EXTRACTED DATA:
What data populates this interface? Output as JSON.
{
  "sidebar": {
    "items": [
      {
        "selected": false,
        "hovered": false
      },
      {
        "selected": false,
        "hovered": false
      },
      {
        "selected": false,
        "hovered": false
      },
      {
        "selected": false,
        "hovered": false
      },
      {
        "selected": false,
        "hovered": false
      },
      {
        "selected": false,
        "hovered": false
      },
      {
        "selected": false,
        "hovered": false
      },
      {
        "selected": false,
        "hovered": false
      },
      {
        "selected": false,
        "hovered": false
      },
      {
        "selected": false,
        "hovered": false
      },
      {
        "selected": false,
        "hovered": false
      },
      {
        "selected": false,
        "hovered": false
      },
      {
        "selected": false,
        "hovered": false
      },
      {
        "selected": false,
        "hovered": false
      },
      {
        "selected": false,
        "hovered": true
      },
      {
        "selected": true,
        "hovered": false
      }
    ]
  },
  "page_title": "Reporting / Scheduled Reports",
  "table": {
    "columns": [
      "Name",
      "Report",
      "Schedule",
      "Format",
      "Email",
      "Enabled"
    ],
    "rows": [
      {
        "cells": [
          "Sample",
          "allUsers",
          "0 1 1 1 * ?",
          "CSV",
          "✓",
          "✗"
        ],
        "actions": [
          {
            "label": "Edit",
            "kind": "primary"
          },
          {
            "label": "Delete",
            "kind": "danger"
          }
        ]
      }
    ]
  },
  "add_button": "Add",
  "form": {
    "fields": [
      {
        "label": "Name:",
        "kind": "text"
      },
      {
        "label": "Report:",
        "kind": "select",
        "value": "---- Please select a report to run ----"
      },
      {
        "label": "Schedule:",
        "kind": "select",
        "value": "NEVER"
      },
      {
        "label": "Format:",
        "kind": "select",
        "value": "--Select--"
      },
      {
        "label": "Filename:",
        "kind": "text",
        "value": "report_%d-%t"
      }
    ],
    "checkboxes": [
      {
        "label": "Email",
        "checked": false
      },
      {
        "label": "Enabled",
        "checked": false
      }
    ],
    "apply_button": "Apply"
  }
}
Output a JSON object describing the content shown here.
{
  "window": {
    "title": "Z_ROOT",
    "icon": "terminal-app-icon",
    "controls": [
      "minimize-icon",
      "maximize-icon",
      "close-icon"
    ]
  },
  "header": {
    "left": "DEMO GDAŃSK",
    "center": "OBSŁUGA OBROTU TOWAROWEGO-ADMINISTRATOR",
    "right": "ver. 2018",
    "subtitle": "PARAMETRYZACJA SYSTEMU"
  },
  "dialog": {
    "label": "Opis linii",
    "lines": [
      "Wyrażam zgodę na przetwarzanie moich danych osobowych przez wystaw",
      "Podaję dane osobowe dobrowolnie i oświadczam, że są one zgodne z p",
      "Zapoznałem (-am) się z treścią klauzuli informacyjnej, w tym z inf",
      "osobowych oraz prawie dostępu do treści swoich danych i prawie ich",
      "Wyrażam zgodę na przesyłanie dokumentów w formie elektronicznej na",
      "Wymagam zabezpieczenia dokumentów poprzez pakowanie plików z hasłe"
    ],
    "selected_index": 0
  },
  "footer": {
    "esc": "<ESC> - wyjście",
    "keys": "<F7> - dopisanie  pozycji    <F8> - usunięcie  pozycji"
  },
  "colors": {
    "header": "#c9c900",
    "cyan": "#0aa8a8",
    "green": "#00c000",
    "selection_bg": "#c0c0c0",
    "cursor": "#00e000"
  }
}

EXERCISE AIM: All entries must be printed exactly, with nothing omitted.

ANSWER:
What data populates this interface? Output as JSON.
{
  "sidebar": {
    "items": [
      {
        "selected": false,
        "hovered": false
      },
      {
        "selected": false,
        "hovered": false
      },
      {
        "selected": false,
        "hovered": false
      },
      {
        "selected": false,
        "hovered": false
      },
      {
        "selected": false,
        "hovered": false
      },
      {
        "selected": false,
        "hovered": false
      },
      {
        "selected": false,
        "hovered": false
      },
      {
        "selected": false,
        "hovered": false
      },
      {
        "selected": false,
        "hovered": false
      },
      {
        "selected": false,
        "hovered": false
      },
      {
        "selected": false,
        "hovered": false
      },
      {
        "selected": false,
        "hovered": false
      },
      {
        "selected": false,
        "hovered": false
      },
      {
        "selected": false,
        "hovered": false
      },
      {
        "selected": false,
        "hovered": true
      },
      {
        "selected": true,
        "hovered": false
      }
    ]
  },
  "page_title": "Reporting / Scheduled Reports",
  "table": {
    "columns": [
      "Name",
      "Report",
      "Schedule",
      "Format",
      "Email",
      "Enabled"
    ],
    "rows": [
      {
        "cells": [
          "Sample",
          "allUsers",
          "0 1 1 1 * ?",
          "CSV",
          "✓",
          "✗"
        ],
        "actions": [
          {
            "label": "Edit",
            "kind": "primary"
          },
          {
            "label": "Delete",
            "kind": "danger"
          }
        ]
      }
    ]
  },
  "add_button": "Add",
  "form": {
    "fields": [
      {
        "label": "Name:",
        "kind": "text"
      },
      {
        "label": "Report:",
        "kind": "select",
        "value": "---- Please select a report to run ----"
      },
      {
        "label": "Schedule:",
        "kind": "select",
        "value": "NEVER"
      },
      {
        "label": "Format:",
        "kind": "select",
        "value": "--Select--"
      },
      {
        "label": "Filename:",
        "kind": "text",
        "value": "report_%d-%t"
      }
    ],
    "checkboxes": [
      {
        "label": "Email",
        "checked": false
      },
      {
        "label": "Enabled",
        "checked": false
      }
    ],
    "apply_button": "Apply"
  }
}
Output a JSON object describing the content shown here.
{
  "window": {
    "title": "Z_ROOT",
    "icon": "terminal-app-icon",
    "controls": [
      "minimize-icon",
      "maximize-icon",
      "close-icon"
    ]
  },
  "header": {
    "left": "DEMO GDAŃSK",
    "center": "OBSŁUGA OBROTU TOWAROWEGO-ADMINISTRATOR",
    "right": "ver. 2018",
    "subtitle": "PARAMETRYZACJA SYSTEMU"
  },
  "dialog": {
    "label": "Opis linii",
    "lines": [
      "Wyrażam zgodę na przetwarzanie moich danych osobowych przez wystaw",
      "Podaję dane osobowe dobrowolnie i oświadczam, że są one zgodne z p",
      "Zapoznałem (-am) się z treścią klauzuli informacyjnej, w tym z inf",
      "osobowych oraz prawie dostępu do treści swoich danych i prawie ich",
      "Wyrażam zgodę na przesyłanie dokumentów w formie elektronicznej na",
      "Wymagam zabezpieczenia dokumentów poprzez pakowanie plików z hasłe"
    ],
    "selected_index": 0
  },
  "footer": {
    "esc": "<ESC> - wyjście",
    "keys": "<F7> - dopisanie  pozycji    <F8> - usunięcie  pozycji"
  },
  "colors": {
    "header": "#c9c900",
    "cyan": "#0aa8a8",
    "green": "#00c000",
    "selection_bg": "#c0c0c0",
    "cursor": "#00e000"
  }
}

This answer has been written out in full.